((

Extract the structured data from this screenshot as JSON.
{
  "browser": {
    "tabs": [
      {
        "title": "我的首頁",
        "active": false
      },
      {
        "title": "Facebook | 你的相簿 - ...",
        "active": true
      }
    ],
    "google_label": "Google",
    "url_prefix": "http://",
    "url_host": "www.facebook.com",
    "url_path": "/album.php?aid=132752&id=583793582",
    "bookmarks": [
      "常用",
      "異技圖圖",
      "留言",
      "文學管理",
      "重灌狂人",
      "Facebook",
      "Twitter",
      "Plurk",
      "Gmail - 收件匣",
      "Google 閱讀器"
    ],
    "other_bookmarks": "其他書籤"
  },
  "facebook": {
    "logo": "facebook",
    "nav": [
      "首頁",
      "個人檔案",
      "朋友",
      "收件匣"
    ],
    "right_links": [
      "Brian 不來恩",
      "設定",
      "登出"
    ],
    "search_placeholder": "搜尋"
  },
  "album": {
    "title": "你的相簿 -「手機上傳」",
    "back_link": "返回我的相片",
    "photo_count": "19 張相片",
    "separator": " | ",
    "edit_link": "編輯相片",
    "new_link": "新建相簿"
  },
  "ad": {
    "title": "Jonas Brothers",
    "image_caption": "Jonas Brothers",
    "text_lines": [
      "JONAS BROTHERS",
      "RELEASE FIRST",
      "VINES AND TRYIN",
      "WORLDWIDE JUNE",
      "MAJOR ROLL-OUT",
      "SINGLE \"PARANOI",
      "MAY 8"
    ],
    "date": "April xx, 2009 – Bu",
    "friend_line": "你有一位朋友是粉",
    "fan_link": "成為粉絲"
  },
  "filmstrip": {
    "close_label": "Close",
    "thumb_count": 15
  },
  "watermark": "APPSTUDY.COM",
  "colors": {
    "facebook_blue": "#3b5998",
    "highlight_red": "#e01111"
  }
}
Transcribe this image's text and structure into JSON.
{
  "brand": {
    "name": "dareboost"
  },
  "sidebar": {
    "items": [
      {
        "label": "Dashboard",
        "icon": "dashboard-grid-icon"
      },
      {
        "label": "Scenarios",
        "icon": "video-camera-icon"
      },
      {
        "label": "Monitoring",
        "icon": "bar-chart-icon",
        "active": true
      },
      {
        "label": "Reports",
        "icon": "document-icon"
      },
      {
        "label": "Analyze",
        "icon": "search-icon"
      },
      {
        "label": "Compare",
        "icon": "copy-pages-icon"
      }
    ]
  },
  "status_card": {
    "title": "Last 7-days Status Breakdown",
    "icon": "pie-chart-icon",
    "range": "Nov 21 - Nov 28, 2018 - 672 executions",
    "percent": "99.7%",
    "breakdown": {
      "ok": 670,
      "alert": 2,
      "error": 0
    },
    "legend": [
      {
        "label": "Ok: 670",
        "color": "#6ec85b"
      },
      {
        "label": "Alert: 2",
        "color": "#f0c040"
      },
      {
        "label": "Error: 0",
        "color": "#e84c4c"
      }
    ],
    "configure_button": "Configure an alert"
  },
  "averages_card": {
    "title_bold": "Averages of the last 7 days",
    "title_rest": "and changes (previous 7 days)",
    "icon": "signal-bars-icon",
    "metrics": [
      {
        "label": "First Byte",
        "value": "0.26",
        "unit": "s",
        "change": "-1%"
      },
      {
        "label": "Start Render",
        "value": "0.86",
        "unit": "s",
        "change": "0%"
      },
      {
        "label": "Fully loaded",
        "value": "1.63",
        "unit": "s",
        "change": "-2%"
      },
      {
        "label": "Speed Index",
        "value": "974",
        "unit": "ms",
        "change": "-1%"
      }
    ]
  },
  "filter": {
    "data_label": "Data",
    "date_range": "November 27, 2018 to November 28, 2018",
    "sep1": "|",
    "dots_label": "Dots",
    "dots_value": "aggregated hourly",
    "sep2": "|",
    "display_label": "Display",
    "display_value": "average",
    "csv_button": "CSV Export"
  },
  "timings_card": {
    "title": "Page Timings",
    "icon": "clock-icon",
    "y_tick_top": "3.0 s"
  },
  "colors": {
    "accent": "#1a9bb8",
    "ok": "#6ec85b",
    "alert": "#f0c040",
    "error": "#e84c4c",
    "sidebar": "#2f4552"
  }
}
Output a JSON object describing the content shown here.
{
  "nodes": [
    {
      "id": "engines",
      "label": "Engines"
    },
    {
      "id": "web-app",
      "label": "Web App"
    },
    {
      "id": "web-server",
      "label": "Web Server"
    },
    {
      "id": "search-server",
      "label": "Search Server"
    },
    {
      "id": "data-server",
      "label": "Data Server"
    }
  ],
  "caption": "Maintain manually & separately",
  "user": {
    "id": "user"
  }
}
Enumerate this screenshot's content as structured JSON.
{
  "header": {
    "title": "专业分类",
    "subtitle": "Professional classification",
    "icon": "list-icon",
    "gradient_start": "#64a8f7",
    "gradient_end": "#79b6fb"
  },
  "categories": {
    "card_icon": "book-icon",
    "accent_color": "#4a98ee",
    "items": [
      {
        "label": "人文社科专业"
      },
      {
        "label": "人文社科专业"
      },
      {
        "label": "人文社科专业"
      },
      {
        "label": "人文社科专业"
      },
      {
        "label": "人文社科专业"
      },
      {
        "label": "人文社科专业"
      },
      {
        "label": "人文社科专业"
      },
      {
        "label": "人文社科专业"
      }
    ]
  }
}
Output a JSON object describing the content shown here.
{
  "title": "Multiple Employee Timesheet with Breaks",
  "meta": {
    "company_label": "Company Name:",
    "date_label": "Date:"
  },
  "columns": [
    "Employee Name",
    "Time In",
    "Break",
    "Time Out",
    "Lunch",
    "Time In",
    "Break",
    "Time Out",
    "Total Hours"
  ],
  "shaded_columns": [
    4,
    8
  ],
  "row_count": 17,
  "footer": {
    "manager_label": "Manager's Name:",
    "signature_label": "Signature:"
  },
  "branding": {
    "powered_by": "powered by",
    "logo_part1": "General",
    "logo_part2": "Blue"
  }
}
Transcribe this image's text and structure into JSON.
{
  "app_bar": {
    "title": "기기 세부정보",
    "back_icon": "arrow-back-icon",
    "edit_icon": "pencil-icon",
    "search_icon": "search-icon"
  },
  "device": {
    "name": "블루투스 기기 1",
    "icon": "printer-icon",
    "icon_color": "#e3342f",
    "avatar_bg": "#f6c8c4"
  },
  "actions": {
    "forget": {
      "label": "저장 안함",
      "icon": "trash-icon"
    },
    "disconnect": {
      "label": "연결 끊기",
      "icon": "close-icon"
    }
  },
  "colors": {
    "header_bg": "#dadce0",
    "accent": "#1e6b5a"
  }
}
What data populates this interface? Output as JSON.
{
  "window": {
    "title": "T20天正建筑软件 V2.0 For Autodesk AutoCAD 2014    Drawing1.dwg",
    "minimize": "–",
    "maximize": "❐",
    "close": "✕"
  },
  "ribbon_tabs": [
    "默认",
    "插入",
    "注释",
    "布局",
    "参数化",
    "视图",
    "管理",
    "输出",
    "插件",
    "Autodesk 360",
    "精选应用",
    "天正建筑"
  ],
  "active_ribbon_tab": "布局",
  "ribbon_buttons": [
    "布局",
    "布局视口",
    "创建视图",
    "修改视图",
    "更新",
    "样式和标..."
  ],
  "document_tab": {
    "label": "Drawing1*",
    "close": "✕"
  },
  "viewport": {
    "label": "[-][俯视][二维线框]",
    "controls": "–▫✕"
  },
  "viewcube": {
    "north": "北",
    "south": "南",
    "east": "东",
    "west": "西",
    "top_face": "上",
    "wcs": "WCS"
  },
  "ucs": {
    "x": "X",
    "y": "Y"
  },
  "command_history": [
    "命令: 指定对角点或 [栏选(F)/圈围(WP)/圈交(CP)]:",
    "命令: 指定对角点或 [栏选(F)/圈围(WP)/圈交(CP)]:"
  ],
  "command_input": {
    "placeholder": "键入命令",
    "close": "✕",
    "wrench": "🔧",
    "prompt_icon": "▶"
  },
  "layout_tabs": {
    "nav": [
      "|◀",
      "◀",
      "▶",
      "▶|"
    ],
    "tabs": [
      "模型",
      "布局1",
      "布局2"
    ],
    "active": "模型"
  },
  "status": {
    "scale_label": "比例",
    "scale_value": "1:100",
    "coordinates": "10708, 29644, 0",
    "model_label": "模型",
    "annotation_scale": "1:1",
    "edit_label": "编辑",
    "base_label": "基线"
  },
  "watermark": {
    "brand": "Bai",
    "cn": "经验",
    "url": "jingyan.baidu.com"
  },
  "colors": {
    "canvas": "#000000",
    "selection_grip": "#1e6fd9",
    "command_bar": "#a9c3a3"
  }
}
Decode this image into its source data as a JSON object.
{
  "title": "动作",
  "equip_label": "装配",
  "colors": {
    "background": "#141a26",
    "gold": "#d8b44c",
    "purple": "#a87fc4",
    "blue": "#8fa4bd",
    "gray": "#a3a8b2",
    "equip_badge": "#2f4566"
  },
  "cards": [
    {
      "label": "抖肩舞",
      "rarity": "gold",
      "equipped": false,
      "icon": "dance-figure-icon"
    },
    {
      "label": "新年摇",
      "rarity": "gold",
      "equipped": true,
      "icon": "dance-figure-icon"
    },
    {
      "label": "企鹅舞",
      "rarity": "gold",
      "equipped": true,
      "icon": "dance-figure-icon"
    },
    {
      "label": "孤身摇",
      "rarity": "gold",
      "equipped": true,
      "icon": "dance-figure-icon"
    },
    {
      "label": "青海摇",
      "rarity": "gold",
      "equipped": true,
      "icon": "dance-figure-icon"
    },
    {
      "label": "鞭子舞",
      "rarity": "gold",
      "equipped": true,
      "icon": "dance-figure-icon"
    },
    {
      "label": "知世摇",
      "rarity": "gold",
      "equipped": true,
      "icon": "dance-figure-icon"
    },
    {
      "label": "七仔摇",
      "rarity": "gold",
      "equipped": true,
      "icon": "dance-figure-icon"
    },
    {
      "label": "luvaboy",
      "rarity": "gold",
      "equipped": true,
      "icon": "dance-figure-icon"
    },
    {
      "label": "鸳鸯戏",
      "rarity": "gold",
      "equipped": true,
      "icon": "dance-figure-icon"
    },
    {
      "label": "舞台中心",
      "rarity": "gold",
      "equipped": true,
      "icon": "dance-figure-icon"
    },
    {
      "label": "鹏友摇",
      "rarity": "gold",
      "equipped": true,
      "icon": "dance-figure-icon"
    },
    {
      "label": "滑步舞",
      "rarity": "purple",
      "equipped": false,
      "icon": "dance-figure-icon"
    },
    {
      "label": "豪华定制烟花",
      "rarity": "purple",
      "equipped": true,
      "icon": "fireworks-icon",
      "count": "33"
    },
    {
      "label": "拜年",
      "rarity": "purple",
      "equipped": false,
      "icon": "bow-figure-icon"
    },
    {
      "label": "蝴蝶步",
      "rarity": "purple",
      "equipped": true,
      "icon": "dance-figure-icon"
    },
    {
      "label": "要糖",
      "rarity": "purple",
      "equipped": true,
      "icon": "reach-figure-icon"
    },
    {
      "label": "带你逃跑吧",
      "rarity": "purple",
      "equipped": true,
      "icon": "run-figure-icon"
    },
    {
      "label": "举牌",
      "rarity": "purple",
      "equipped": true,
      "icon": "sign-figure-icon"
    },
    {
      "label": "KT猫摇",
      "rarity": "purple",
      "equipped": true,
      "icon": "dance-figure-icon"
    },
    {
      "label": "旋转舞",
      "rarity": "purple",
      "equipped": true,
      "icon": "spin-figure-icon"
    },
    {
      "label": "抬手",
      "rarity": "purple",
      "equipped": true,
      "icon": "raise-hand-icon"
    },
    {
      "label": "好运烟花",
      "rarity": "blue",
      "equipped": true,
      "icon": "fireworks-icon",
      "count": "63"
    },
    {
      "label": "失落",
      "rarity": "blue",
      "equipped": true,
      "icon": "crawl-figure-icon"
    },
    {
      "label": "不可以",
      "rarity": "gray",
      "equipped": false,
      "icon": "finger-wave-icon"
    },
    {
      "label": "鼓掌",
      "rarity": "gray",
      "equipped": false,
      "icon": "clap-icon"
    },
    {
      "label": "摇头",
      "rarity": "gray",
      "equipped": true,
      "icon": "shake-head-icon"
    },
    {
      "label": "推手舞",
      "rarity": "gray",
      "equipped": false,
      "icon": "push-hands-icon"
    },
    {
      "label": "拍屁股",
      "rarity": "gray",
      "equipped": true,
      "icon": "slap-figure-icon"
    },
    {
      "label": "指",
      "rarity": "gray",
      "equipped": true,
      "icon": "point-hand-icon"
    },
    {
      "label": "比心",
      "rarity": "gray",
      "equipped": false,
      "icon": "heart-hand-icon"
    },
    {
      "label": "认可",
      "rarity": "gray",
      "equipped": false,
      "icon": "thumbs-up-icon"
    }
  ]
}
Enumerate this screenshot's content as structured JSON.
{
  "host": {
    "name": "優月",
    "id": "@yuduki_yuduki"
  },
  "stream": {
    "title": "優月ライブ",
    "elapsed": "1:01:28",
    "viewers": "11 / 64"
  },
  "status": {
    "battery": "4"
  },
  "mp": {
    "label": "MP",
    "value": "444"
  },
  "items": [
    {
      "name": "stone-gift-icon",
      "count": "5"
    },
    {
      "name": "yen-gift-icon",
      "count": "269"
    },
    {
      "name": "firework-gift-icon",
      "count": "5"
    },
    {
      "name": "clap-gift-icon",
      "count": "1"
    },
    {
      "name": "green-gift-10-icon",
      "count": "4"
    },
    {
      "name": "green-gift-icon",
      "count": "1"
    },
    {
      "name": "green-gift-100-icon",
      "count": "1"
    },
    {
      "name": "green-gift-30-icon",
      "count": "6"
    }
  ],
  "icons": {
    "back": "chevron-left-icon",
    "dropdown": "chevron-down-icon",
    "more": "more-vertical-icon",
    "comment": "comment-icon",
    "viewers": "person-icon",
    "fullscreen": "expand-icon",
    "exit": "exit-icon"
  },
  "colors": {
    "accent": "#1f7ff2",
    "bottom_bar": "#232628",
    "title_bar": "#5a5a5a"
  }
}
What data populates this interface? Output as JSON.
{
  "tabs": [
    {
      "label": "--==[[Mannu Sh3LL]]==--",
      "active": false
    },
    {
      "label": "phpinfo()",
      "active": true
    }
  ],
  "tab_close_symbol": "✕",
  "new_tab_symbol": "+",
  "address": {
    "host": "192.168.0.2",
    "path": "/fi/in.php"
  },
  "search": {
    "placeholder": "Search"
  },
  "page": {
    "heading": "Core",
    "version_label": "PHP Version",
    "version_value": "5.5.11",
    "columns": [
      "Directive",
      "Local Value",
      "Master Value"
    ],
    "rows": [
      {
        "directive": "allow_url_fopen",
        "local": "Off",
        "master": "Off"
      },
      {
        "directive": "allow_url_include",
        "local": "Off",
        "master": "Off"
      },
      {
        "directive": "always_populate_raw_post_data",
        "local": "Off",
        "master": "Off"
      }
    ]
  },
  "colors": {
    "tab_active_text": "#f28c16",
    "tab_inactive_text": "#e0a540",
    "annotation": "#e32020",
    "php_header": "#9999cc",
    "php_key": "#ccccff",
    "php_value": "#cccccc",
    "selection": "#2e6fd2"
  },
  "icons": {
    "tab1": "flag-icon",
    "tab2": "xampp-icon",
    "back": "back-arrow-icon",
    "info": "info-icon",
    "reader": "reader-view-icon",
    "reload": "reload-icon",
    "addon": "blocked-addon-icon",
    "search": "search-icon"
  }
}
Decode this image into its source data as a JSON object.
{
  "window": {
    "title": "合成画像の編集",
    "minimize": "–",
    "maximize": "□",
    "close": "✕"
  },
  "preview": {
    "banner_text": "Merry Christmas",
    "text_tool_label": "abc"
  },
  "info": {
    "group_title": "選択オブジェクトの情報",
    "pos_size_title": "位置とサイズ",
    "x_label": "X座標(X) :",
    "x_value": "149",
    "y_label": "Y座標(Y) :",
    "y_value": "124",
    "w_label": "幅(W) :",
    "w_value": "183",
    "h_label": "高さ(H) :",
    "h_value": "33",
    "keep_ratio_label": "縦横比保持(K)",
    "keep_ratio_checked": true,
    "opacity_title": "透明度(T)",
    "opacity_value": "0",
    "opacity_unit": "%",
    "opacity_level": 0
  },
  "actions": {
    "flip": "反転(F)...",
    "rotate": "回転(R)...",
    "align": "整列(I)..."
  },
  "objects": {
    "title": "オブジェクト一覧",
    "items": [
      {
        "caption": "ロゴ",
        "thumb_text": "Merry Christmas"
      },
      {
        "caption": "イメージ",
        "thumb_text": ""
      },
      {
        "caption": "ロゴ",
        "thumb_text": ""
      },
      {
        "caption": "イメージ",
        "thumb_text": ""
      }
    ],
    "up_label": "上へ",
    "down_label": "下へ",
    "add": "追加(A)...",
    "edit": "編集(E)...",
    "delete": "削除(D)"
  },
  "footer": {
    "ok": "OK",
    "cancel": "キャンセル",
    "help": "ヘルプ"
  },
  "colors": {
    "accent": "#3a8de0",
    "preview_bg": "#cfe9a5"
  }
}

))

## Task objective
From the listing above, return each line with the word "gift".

## Output below
      "name": "stone-gift-icon",
      "name": "yen-gift-icon",
      "name": "firework-gift-icon",
      "name": "clap-gift-icon",
      "name": "green-gift-10-icon",
      "name": "green-gift-icon",
      "name": "green-gift-100-icon",
      "name": "green-gift-30-icon",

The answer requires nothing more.